Tuesday night, The Tenors responded with a statement on Twitter, pointing to one member of the group who made the decision to change the lyrics: "The Tenors are deeply sorry for the disrespectful  and misguided lack of judgment by one member of the group acting as a 'lone wolf' today during the singing of the Canadian national anthem," said the tweet, adding that the rest of the group was "shocked and embarrassed."

The group also said in the statement that Remigio Pereira, the singer who changed the words, "will not be performing with The Tenors until further notice." 

Pereira later tweeted his own apology: "I've been so moved lately by the tragic loss of life and I hoped for a positive statement that would bring us ALL together. ONE LOVE. That was my singular motivation when I said all lives matter."

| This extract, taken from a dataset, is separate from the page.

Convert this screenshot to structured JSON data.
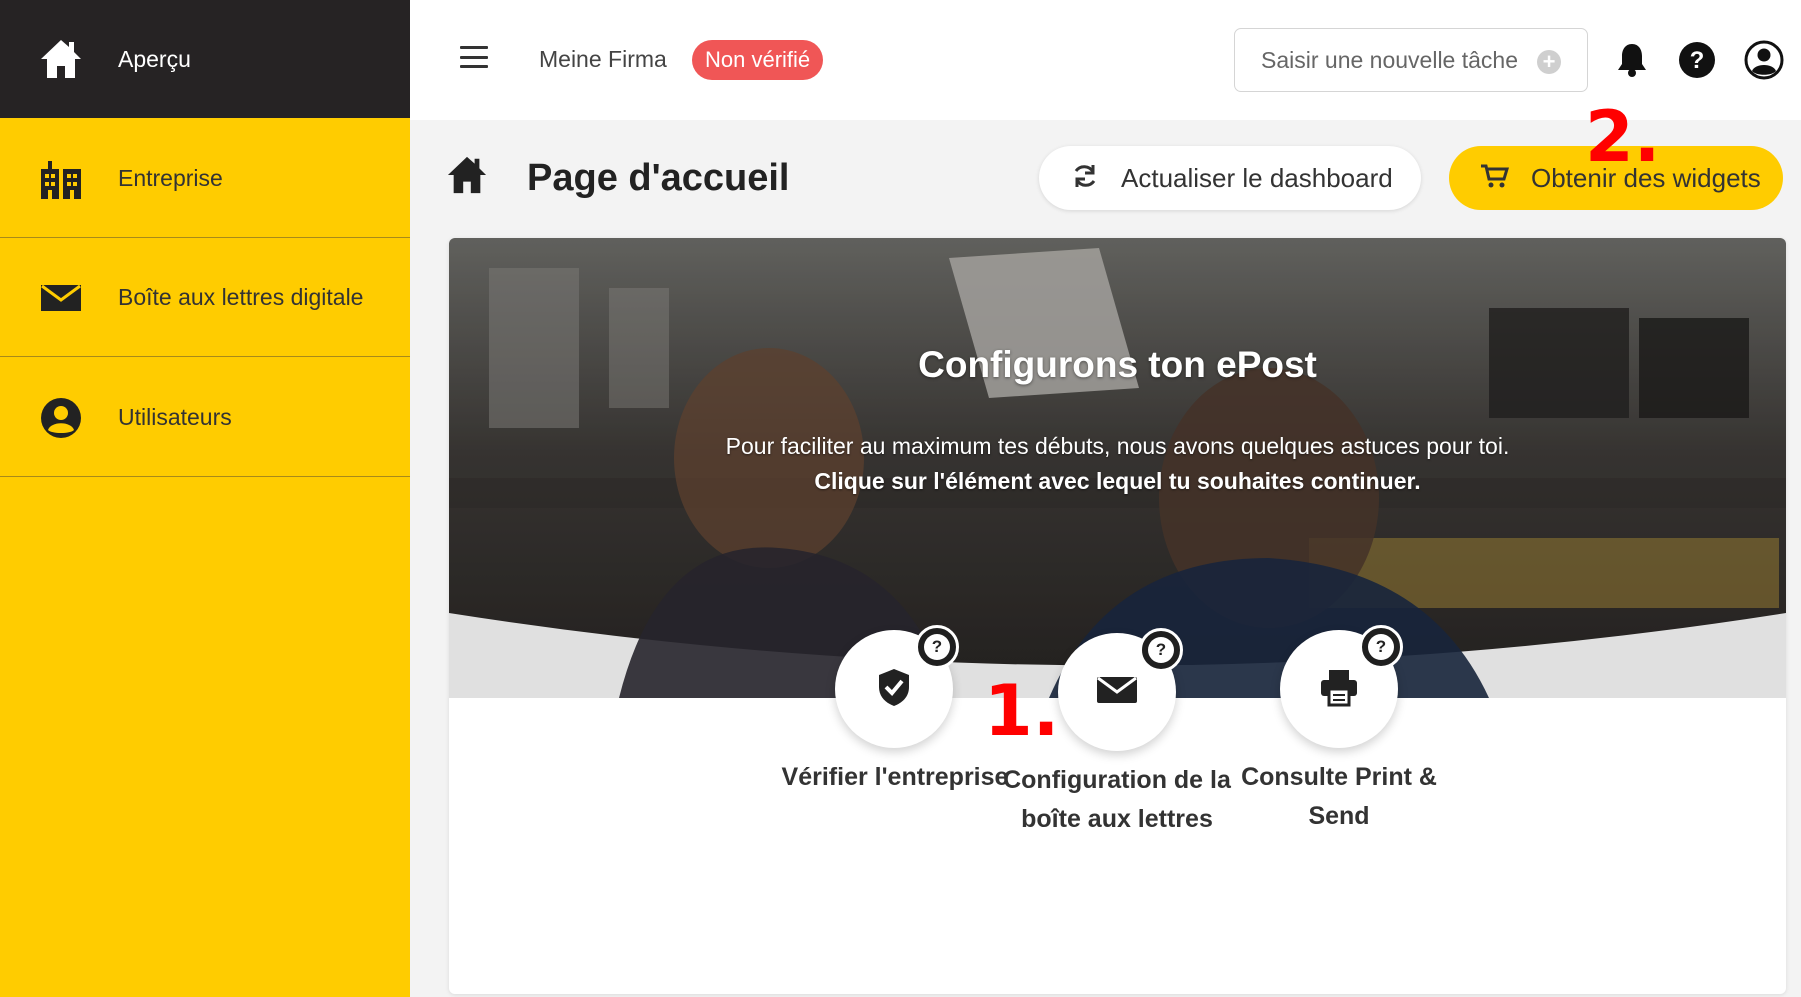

The Tenors are Clifton Murray, Fraser Walters, Remigio Pereira and Victor Micallef. The Juno Award-winning group has recorded multiple platinum albums in Canada while performing around the world, including gigs at the 2010 Winter Olympics opening ceremonies, the 2012 Queen's Jubilee in England and the 2014 Stanley Cup Final.

"All Lives Matter" has become an online response in recent months to the "Black Lives Matter" movement, particularly after the police shootings of Alton Sterling and Philando Castile. The phrase has received heavy criticism, and is widely perceived to use reductive reasoning to trivialize the problems specifically facing blacks.

A video of the performance is below.